- Those who fell through the cracks, is it because they were not committed or talented? Was it financial? Mental health issues? Is there anything that you could have done to improve the situation? Would a white cisgendered male have eventually been given a pass in the same situation?
- Offer yourself as a mentor, seeking spaces that may bring you into contact to underrepresented groups. Post it on your social media; if you’re an educator, reach out to students. Make yourself visible. Find groups that are looking for mentors, or team up with other mentors. The hardest part of this is that these potential mentees are less likely to ask for help / mentorship – remember, they are told they do not belong. But forcing yourself to mentor someone is definitely not the best way to make them trust you, particularly if you hold some sort of privilege (e. g. being white / male / cisgendered / in a situation of power). And trust is the foundation of mentorship.
- When you mentor, listen to and try to understand your mentee. Acknowledge who they are, what they want, and what is getting in the way. One of the main reasons some people give up on their studies / careers is feeling that they are not listened to. Taking a moment to say “Let me see if I understand…” is a basic exercise to connect with your mentee, get them to know better, and get to know them as people and artists.
- Reach out regularly once you’ve established a connection. As I said, this takes work. And again, your mentees are less likely to ask for help. So remind them you’re there. Calendar reminders, recurring items in your to do list, are easy ways to remind you and check the last time you talked to them.
- Fight for your mentee. Show their worth to others. Send them job ads. You may be in a position where others are more likely to listen to you than your mentee, have access to contacts and information that they don’t. This is all work beyond meeting with them.

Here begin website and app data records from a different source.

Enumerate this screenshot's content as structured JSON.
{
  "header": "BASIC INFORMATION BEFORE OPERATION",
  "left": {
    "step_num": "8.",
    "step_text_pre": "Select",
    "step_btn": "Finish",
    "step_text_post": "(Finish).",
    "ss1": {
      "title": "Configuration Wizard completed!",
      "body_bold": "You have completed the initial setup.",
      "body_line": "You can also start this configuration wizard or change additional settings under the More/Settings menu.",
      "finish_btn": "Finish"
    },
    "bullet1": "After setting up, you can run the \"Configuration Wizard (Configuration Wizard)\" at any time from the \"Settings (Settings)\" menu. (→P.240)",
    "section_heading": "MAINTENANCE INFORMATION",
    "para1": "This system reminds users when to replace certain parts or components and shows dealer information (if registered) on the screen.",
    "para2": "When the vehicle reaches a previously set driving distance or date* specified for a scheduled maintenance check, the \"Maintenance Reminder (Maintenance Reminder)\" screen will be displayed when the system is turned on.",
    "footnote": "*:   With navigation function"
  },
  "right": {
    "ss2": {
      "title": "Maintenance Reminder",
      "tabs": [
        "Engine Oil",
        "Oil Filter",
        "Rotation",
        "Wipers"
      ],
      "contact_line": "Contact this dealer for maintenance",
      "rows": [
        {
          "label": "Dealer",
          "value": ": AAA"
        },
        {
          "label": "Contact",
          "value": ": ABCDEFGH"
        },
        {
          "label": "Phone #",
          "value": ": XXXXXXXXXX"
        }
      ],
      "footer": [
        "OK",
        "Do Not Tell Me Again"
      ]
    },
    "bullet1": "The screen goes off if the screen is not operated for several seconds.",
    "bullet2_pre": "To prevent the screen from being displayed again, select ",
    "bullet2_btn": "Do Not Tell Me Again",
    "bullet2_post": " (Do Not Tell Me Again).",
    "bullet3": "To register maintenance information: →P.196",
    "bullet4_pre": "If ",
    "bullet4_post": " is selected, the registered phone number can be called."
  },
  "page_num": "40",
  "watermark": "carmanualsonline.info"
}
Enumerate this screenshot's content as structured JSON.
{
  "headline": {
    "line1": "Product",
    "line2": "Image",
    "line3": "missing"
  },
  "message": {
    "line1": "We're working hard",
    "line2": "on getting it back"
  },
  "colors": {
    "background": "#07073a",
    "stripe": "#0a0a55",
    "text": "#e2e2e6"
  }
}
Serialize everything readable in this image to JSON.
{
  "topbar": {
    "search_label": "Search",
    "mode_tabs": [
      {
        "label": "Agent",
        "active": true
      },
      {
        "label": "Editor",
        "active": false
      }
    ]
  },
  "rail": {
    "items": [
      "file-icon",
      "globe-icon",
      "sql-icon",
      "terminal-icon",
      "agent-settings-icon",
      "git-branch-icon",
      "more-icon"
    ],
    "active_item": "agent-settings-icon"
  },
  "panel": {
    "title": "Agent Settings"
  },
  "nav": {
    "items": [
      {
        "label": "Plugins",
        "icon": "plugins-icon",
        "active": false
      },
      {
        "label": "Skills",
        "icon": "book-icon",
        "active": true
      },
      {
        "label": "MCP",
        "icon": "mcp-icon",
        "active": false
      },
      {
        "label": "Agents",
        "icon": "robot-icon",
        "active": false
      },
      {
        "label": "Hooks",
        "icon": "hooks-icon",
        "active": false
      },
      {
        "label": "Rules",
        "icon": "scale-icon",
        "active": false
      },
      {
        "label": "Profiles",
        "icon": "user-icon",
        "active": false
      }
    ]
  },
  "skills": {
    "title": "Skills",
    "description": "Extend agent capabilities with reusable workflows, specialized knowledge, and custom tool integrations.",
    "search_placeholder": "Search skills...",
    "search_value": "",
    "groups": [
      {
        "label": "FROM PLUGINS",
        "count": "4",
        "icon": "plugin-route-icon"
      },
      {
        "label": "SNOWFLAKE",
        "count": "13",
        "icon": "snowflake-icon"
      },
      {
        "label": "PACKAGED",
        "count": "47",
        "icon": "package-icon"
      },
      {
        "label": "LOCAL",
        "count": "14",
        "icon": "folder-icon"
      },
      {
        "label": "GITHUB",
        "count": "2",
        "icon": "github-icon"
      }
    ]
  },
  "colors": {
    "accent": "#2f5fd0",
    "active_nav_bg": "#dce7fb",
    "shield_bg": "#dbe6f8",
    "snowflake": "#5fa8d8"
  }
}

- Provide constructive feedback. One of the main obstacles to keep underrepresented groups in games is that they often feel they don’t have the talent or skills, as part of the false meritocracy that rules the industry and academia. Feedback needs to be honest, because they’re learning and that’s why you’re helping them. But feedback that just points at what they do wrong without offering solutions or support does not help, and reinforces the sense that they do not belong. So when giving feedback, remember to:
- highlight what they’re doing right. Remind them what they’re good at.
- point them to how to make it better, if there’s something that they’re struggle with, or can be improved. Provide them with references (web links, video tutorials, articles, books if they can afford them).
- Teach them the invisible rules (if you know them). One of the things that prevent people from thriving in specific industries and groups is not knowing the etiquette of a group, from social expectations to creative standards. This is another very challenging problem, first of all, because as a mentor you may not be aware of what they are. Maybe because you take them for granted, or maybe because you’re also part of the underrepresented group. The main challenge is mentees may feel like they have to change their behavior and who they are in order to adhere to those “invisible rules,” which are not explicit or easy to formulate, because their invisibility and haziness is what helps excluding others. Help them understand that these are arbitrary rules, that change from place to place (e.g. AAA vs casual vs indie; North America vs Europe); the balance they need to find is how to operate within those invisible rules while still being true to themselves.
These are just a few points – many come from having had great mentors and really terrible ones. I could have fallen through the cracks many times, so a lot of this comes from my experience as a recipient. It also comes from working with students; now that I’m in a relative position of privilege, I’m trying to do the work. I cannot claim I have figured things out, but I’m trying my damnedest to change the world, one bit at a time.
Thanks to my colleague Naomi Clark for her feedback on this article.